- _Materials provided_
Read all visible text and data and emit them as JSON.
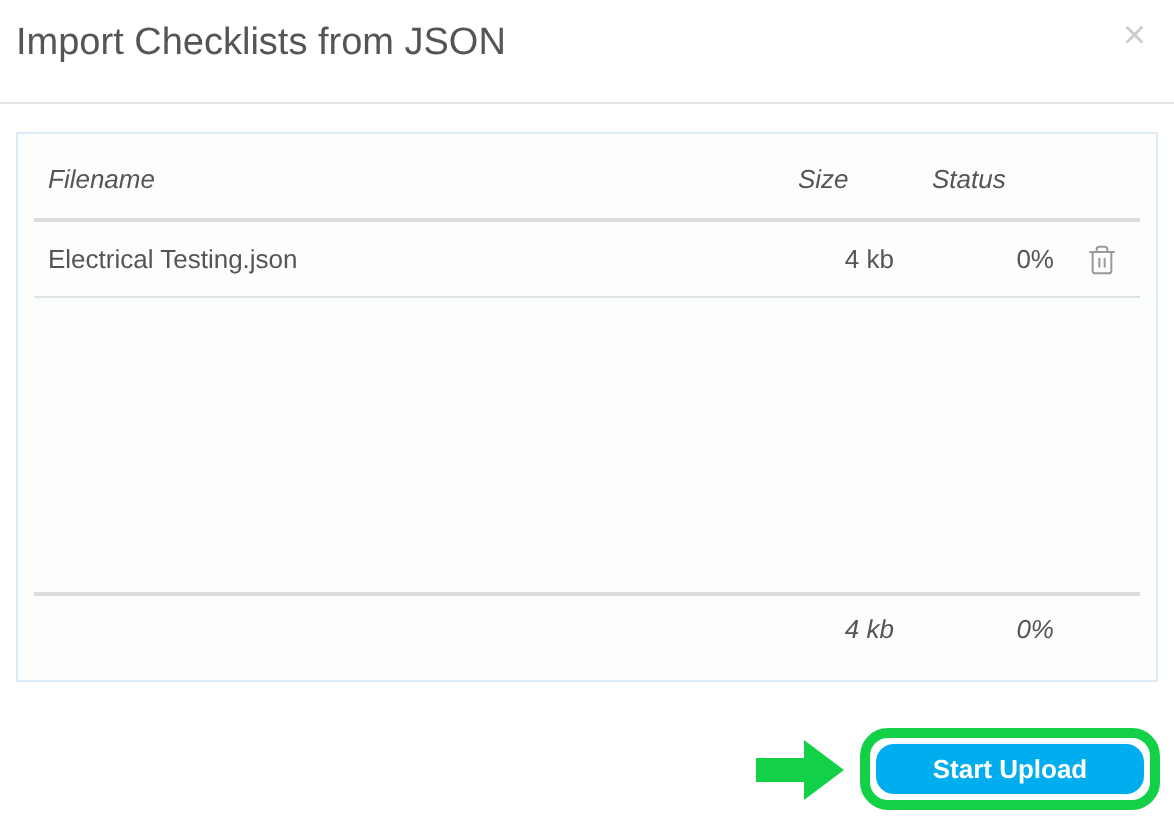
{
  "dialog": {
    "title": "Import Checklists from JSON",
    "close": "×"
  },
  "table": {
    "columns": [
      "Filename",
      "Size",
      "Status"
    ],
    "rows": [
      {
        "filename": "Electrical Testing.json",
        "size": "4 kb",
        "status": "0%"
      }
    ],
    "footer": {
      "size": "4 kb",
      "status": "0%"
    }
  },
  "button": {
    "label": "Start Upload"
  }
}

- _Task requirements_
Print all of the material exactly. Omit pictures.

- _Answer section_
Read all visible text and data and emit them as JSON.
{
  "dialog": {
    "title": "Import Checklists from JSON",
    "close": "×"
  },
  "table": {
    "columns": [
      "Filename",
      "Size",
      "Status"
    ],
    "rows": [
      {
        "filename": "Electrical Testing.json",
        "size": "4 kb",
        "status": "0%"
      }
    ],
    "footer": {
      "size": "4 kb",
      "status": "0%"
    }
  },
  "button": {
    "label": "Start Upload"
  }
}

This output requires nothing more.